## [YOUR GOAL]
Only a number is wanted here: how many lines in the records below contain the string "time".

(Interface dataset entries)
* * * *

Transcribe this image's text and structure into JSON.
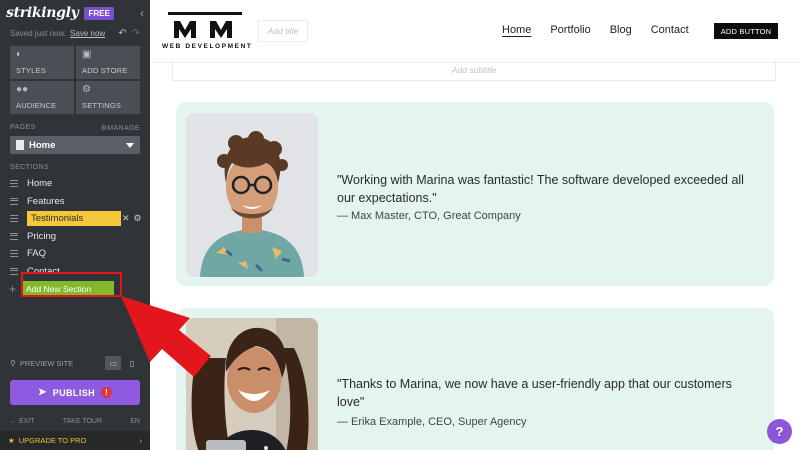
{
  "sidebar": {
    "brand": "strikingly",
    "badge": "FREE",
    "saved_status": "Saved just now.",
    "save_now": "Save now",
    "tiles": [
      {
        "label": "STYLES",
        "icon": "palette-icon"
      },
      {
        "label": "ADD STORE",
        "icon": "store-icon"
      },
      {
        "label": "AUDIENCE",
        "icon": "users-icon"
      },
      {
        "label": "SETTINGS",
        "icon": "gear-icon"
      }
    ],
    "pages_label": "PAGES",
    "manage_label": "MANAGE",
    "current_page": "Home",
    "sections_label": "SECTIONS",
    "sections": [
      {
        "label": "Home"
      },
      {
        "label": "Features"
      },
      {
        "label": "Testimonials"
      },
      {
        "label": "Pricing"
      },
      {
        "label": "FAQ"
      },
      {
        "label": "Contact"
      }
    ],
    "add_section": "Add New Section",
    "preview_site": "PREVIEW SITE",
    "publish": "PUBLISH",
    "exit": "EXIT",
    "take_tour": "TAKE TOUR",
    "language": "EN",
    "upgrade": "UPGRADE TO PRO"
  },
  "header": {
    "logo_text": "WEB DEVELOPMENT",
    "add_title": "Add title",
    "nav": [
      {
        "label": "Home"
      },
      {
        "label": "Portfolio"
      },
      {
        "label": "Blog"
      },
      {
        "label": "Contact"
      }
    ],
    "add_button": "ADD BUTTON",
    "add_subtitle": "Add subtitle"
  },
  "testimonials": [
    {
      "quote": "\"Working with Marina was fantastic! The software developed exceeded all our expectations.\"",
      "author": "— Max Master, CTO, Great Company"
    },
    {
      "quote": "\"Thanks to Marina, we now have a user-friendly app that our customers love\"",
      "author": "— Erika Example, CEO, Super Agency"
    }
  ],
  "help": "?",
  "colors": {
    "sidebar_bg": "#303338",
    "highlight_yellow": "#f5c73b",
    "add_section_green": "#84b82c",
    "publish_purple": "#8e5ae0",
    "card_mint": "#e3f5ee",
    "annotation_red": "#e3171b"
  }
}
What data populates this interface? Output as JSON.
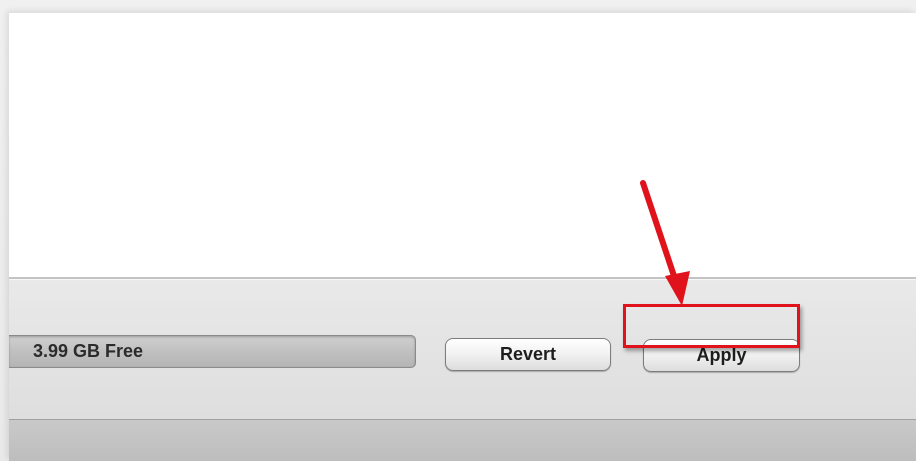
{
  "storage": {
    "free_label": "3.99 GB Free"
  },
  "buttons": {
    "revert_label": "Revert",
    "apply_label": "Apply"
  },
  "annotation": {
    "color": "#e0121b",
    "target": "Apply"
  }
}
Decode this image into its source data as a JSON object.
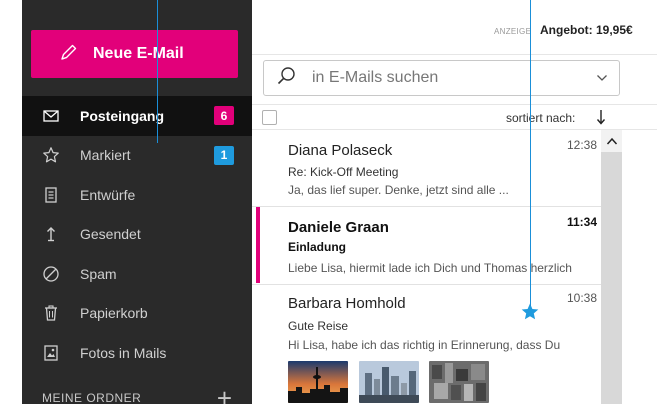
{
  "compose": {
    "label": "Neue E-Mail"
  },
  "nav": {
    "inbox": {
      "label": "Posteingang",
      "badge": "6"
    },
    "starred": {
      "label": "Markiert",
      "badge": "1"
    },
    "drafts": {
      "label": "Entwürfe"
    },
    "sent": {
      "label": "Gesendet"
    },
    "spam": {
      "label": "Spam"
    },
    "trash": {
      "label": "Papierkorb"
    },
    "photos": {
      "label": "Fotos in Mails"
    }
  },
  "folders": {
    "heading": "MEINE ORDNER"
  },
  "ad": {
    "tag": "ANZEIGE",
    "offer": "Angebot: 19,95€"
  },
  "search": {
    "placeholder": "in E-Mails suchen"
  },
  "sort": {
    "label": "sortiert nach:"
  },
  "mails": [
    {
      "from": "Diana Polaseck",
      "subject": "Re: Kick-Off Meeting",
      "preview": "Ja, das lief super. Denke, jetzt sind alle ...",
      "time": "12:38",
      "unread": false
    },
    {
      "from": "Daniele Graan",
      "subject": "Einladung",
      "preview": "Liebe Lisa, hiermit lade ich Dich und Thomas herzlich",
      "time": "11:34",
      "unread": true
    },
    {
      "from": "Barbara Homhold",
      "subject": "Gute Reise",
      "preview": "Hi Lisa, habe ich das richtig in Erinnerung, dass Du",
      "time": "10:38",
      "unread": false
    }
  ],
  "colors": {
    "brand": "#e2007a",
    "accent": "#1f9bde",
    "sidebar": "#2a2a2a"
  },
  "icons": {
    "compose": "pencil-icon",
    "inbox": "envelope-icon",
    "starred": "star-outline-icon",
    "drafts": "document-icon",
    "sent": "upload-arrow-icon",
    "spam": "blocked-icon",
    "trash": "trash-icon",
    "photos": "photo-icon",
    "search": "search-icon",
    "dropdown": "chevron-down-icon",
    "sort": "arrow-down-icon",
    "scroll": "chevron-up-icon",
    "favorite": "star-filled-icon"
  }
}
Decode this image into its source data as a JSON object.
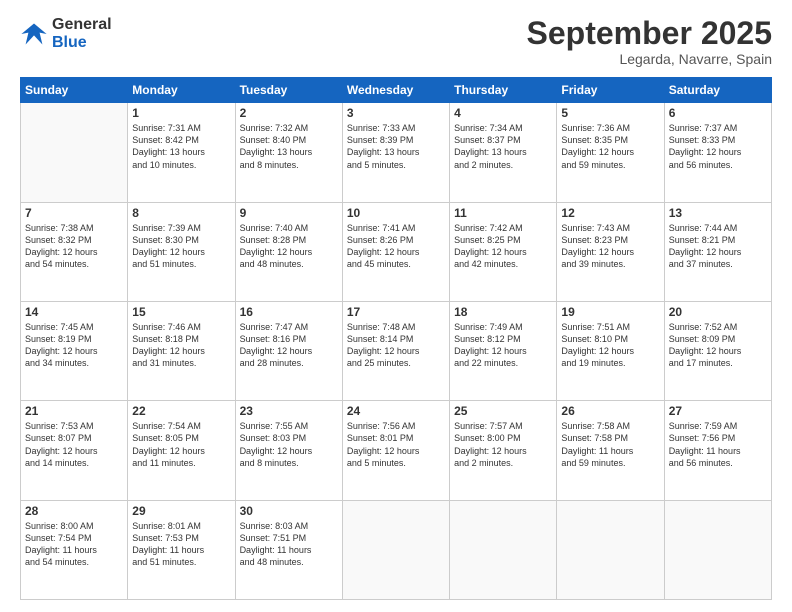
{
  "logo": {
    "line1": "General",
    "line2": "Blue"
  },
  "title": "September 2025",
  "location": "Legarda, Navarre, Spain",
  "days": [
    "Sunday",
    "Monday",
    "Tuesday",
    "Wednesday",
    "Thursday",
    "Friday",
    "Saturday"
  ],
  "weeks": [
    [
      {
        "day": "",
        "content": ""
      },
      {
        "day": "1",
        "content": "Sunrise: 7:31 AM\nSunset: 8:42 PM\nDaylight: 13 hours\nand 10 minutes."
      },
      {
        "day": "2",
        "content": "Sunrise: 7:32 AM\nSunset: 8:40 PM\nDaylight: 13 hours\nand 8 minutes."
      },
      {
        "day": "3",
        "content": "Sunrise: 7:33 AM\nSunset: 8:39 PM\nDaylight: 13 hours\nand 5 minutes."
      },
      {
        "day": "4",
        "content": "Sunrise: 7:34 AM\nSunset: 8:37 PM\nDaylight: 13 hours\nand 2 minutes."
      },
      {
        "day": "5",
        "content": "Sunrise: 7:36 AM\nSunset: 8:35 PM\nDaylight: 12 hours\nand 59 minutes."
      },
      {
        "day": "6",
        "content": "Sunrise: 7:37 AM\nSunset: 8:33 PM\nDaylight: 12 hours\nand 56 minutes."
      }
    ],
    [
      {
        "day": "7",
        "content": "Sunrise: 7:38 AM\nSunset: 8:32 PM\nDaylight: 12 hours\nand 54 minutes."
      },
      {
        "day": "8",
        "content": "Sunrise: 7:39 AM\nSunset: 8:30 PM\nDaylight: 12 hours\nand 51 minutes."
      },
      {
        "day": "9",
        "content": "Sunrise: 7:40 AM\nSunset: 8:28 PM\nDaylight: 12 hours\nand 48 minutes."
      },
      {
        "day": "10",
        "content": "Sunrise: 7:41 AM\nSunset: 8:26 PM\nDaylight: 12 hours\nand 45 minutes."
      },
      {
        "day": "11",
        "content": "Sunrise: 7:42 AM\nSunset: 8:25 PM\nDaylight: 12 hours\nand 42 minutes."
      },
      {
        "day": "12",
        "content": "Sunrise: 7:43 AM\nSunset: 8:23 PM\nDaylight: 12 hours\nand 39 minutes."
      },
      {
        "day": "13",
        "content": "Sunrise: 7:44 AM\nSunset: 8:21 PM\nDaylight: 12 hours\nand 37 minutes."
      }
    ],
    [
      {
        "day": "14",
        "content": "Sunrise: 7:45 AM\nSunset: 8:19 PM\nDaylight: 12 hours\nand 34 minutes."
      },
      {
        "day": "15",
        "content": "Sunrise: 7:46 AM\nSunset: 8:18 PM\nDaylight: 12 hours\nand 31 minutes."
      },
      {
        "day": "16",
        "content": "Sunrise: 7:47 AM\nSunset: 8:16 PM\nDaylight: 12 hours\nand 28 minutes."
      },
      {
        "day": "17",
        "content": "Sunrise: 7:48 AM\nSunset: 8:14 PM\nDaylight: 12 hours\nand 25 minutes."
      },
      {
        "day": "18",
        "content": "Sunrise: 7:49 AM\nSunset: 8:12 PM\nDaylight: 12 hours\nand 22 minutes."
      },
      {
        "day": "19",
        "content": "Sunrise: 7:51 AM\nSunset: 8:10 PM\nDaylight: 12 hours\nand 19 minutes."
      },
      {
        "day": "20",
        "content": "Sunrise: 7:52 AM\nSunset: 8:09 PM\nDaylight: 12 hours\nand 17 minutes."
      }
    ],
    [
      {
        "day": "21",
        "content": "Sunrise: 7:53 AM\nSunset: 8:07 PM\nDaylight: 12 hours\nand 14 minutes."
      },
      {
        "day": "22",
        "content": "Sunrise: 7:54 AM\nSunset: 8:05 PM\nDaylight: 12 hours\nand 11 minutes."
      },
      {
        "day": "23",
        "content": "Sunrise: 7:55 AM\nSunset: 8:03 PM\nDaylight: 12 hours\nand 8 minutes."
      },
      {
        "day": "24",
        "content": "Sunrise: 7:56 AM\nSunset: 8:01 PM\nDaylight: 12 hours\nand 5 minutes."
      },
      {
        "day": "25",
        "content": "Sunrise: 7:57 AM\nSunset: 8:00 PM\nDaylight: 12 hours\nand 2 minutes."
      },
      {
        "day": "26",
        "content": "Sunrise: 7:58 AM\nSunset: 7:58 PM\nDaylight: 11 hours\nand 59 minutes."
      },
      {
        "day": "27",
        "content": "Sunrise: 7:59 AM\nSunset: 7:56 PM\nDaylight: 11 hours\nand 56 minutes."
      }
    ],
    [
      {
        "day": "28",
        "content": "Sunrise: 8:00 AM\nSunset: 7:54 PM\nDaylight: 11 hours\nand 54 minutes."
      },
      {
        "day": "29",
        "content": "Sunrise: 8:01 AM\nSunset: 7:53 PM\nDaylight: 11 hours\nand 51 minutes."
      },
      {
        "day": "30",
        "content": "Sunrise: 8:03 AM\nSunset: 7:51 PM\nDaylight: 11 hours\nand 48 minutes."
      },
      {
        "day": "",
        "content": ""
      },
      {
        "day": "",
        "content": ""
      },
      {
        "day": "",
        "content": ""
      },
      {
        "day": "",
        "content": ""
      }
    ]
  ]
}
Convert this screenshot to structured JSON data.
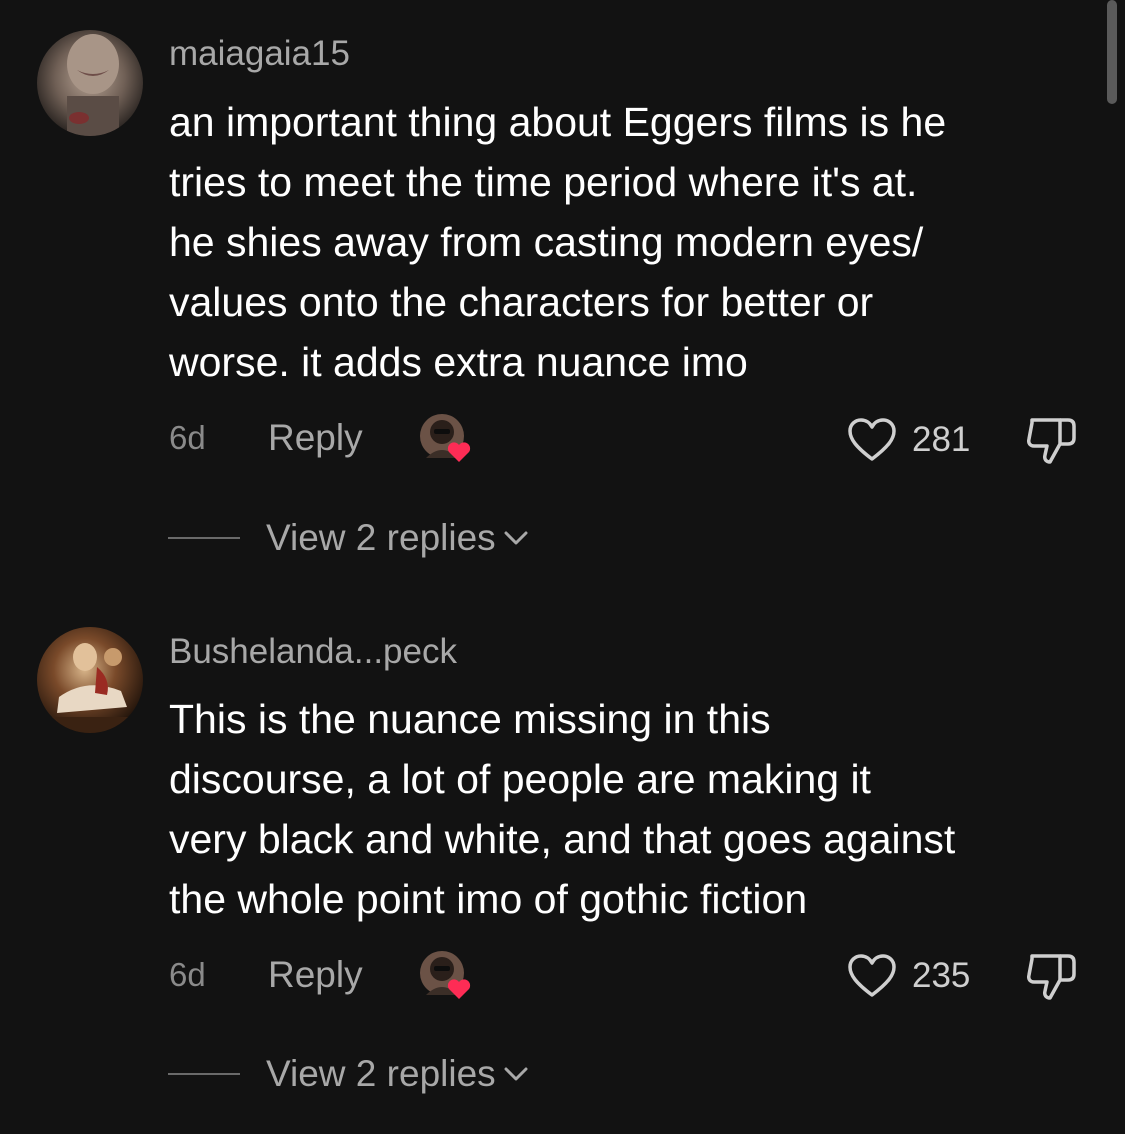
{
  "colors": {
    "background": "#121212",
    "text_primary": "#ffffff",
    "text_secondary": "#a8a8a8",
    "creator_heart": "#fe2c55"
  },
  "comments": [
    {
      "username": "maiagaia15",
      "lines": [
        "an important thing about Eggers films is he",
        "tries to meet the time period where it's at.",
        "he shies away from casting modern eyes/",
        "values onto the characters for better or",
        "worse. it adds extra nuance imo"
      ],
      "time": "6d",
      "reply_label": "Reply",
      "like_count": "281",
      "view_replies_label": "View 2 replies",
      "icons": {
        "like": "heart-outline-icon",
        "dislike": "thumbs-down-icon",
        "creator_like": "creator-liked-heart-icon",
        "expand": "chevron-down-icon"
      }
    },
    {
      "username": "Bushelanda...peck",
      "lines": [
        "This is the nuance missing in this",
        "discourse, a lot of people are making it",
        "very black and white, and that goes against",
        "the whole point imo of gothic fiction"
      ],
      "time": "6d",
      "reply_label": "Reply",
      "like_count": "235",
      "view_replies_label": "View 2 replies",
      "icons": {
        "like": "heart-outline-icon",
        "dislike": "thumbs-down-icon",
        "creator_like": "creator-liked-heart-icon",
        "expand": "chevron-down-icon"
      }
    }
  ]
}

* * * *

## [TASK SOLUTION]
6